The possum is Australia’s only hibernating marsupial; it hibernates for up to seven months under the snow.

There are three populations of Mountain Pygmy-possums. They live in the alpine and subalpine rocks and boulders found in the Bogong High Plains and Mt Buller in Victoria and Mt Kosciuzko in New South Wales.

The major threats

Climate change, the loss of habitat and predators, mainly feral cats and foxes, are all severe threats to the Mountain Pygmy-possum. 

An emerging threat is the reduction in the possum's key food source over spring, the Bogong Moth. This is a currently particular focus within the Mountain Pygmy-possum Recovery Team.

The plan for fighting extinction

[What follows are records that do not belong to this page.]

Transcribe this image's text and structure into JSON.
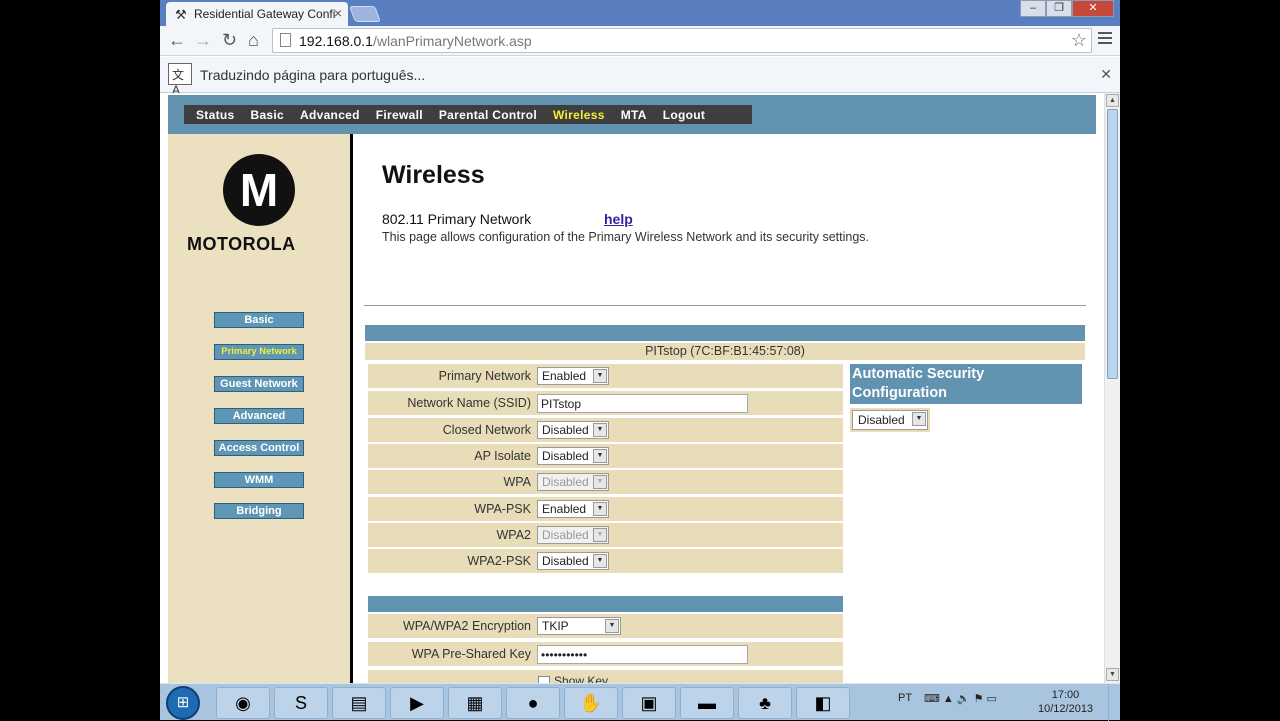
{
  "browser": {
    "tab_title": "Residential Gateway Confi",
    "url_host": "192.168.0.1",
    "url_path": "/wlanPrimaryNetwork.asp",
    "infobar_text": "Traduzindo página para português..."
  },
  "topnav": {
    "items": [
      "Status",
      "Basic",
      "Advanced",
      "Firewall",
      "Parental Control",
      "Wireless",
      "MTA",
      "Logout"
    ],
    "active": "Wireless"
  },
  "logo": {
    "text": "MOTOROLA",
    "mark": "M"
  },
  "sidebar": {
    "items": [
      "Basic",
      "Primary Network",
      "Guest Network",
      "Advanced",
      "Access Control",
      "WMM",
      "Bridging"
    ],
    "active": "Primary Network"
  },
  "main": {
    "title": "Wireless",
    "subtitle": "802.11 Primary Network",
    "help": "help",
    "description": "This page allows configuration of the Primary Wireless Network and its security settings.",
    "ssid_header": "PITstop (7C:BF:B1:45:57:08)"
  },
  "form": {
    "rows": [
      {
        "label": "Primary Network",
        "value": "Enabled"
      },
      {
        "label": "Network Name (SSID)",
        "value": "PITstop"
      },
      {
        "label": "Closed Network",
        "value": "Disabled"
      },
      {
        "label": "AP Isolate",
        "value": "Disabled"
      },
      {
        "label": "WPA",
        "value": "Disabled"
      },
      {
        "label": "WPA-PSK",
        "value": "Enabled"
      },
      {
        "label": "WPA2",
        "value": "Disabled"
      },
      {
        "label": "WPA2-PSK",
        "value": "Disabled"
      }
    ],
    "encryption": {
      "label": "WPA/WPA2 Encryption",
      "value": "TKIP"
    },
    "psk": {
      "label": "WPA Pre-Shared Key",
      "value": "•••••••••••"
    },
    "show_key": "Show Key"
  },
  "auto_security": {
    "title": "Automatic Security Configuration",
    "value": "Disabled"
  },
  "taskbar": {
    "lang": "PT",
    "time": "17:00",
    "date": "10/12/2013"
  },
  "colors": {
    "nav_blue": "#6193b0",
    "sidebar_beige": "#ebe1c0",
    "active_yellow": "#f5ef39"
  }
}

Zoos Victoria became involved in the Mountain Pygmy-possum Recovery Program in 2006. Healesville Sanctuary currently holds a large research and breeding population. We also assist with monitoring wild populations and assist with habitat connectivity, such as the new Mt Little Higginbotham Tunnel of Love.

Tunnel of Love project

Two groups of possums at Mt Little Higginbotham were previously separated by the Great Alpine Road, which made it difficult for them to reach each other. It was especially hard for the males, who lived lower down the slope, to climb up and reach the females at breeding times. Apart from the danger of crossing a busy road, feral foxes and cats also posed threats.

The Mountain Pygmy-possums have been reconnected thanks to the specifically built 'Tunnel of Love' on Mt Little Higginbotham. Mt Hotham Alpine Resort Management Board partnered with the Department of Environment, Land, Water and Planning (DELWP) and Zoos Victoria to construct a rocky corridor under the Great Alpine Road. The tunnel now links the separate groups of possums (making breeding a lot less hazardous).

How you can help

  • Raise community awareness and support for the Mountain Pygmy-possum.
  • Do what you can to decrease your carbon footprint.
  • By visiting our zoos, you are supporting our work to fight extinction.
  • Donate if you can, because every little bit helps. As we are a not-for-profit organisation, all donations go toward our important conservation efforts.
  • Discover more about local conservation events and join the growing number of wild activists taking action for local wildlife.
Population Trend:
Number left in the wild:
Fewer than 2,000

Conservation Status

  • LC
    Least Concern
  • NT
    Near Threatened
  • VU
  • EN
  • CR
    Critically Endangered
  • EW
    Extinct in the Wild
  • EX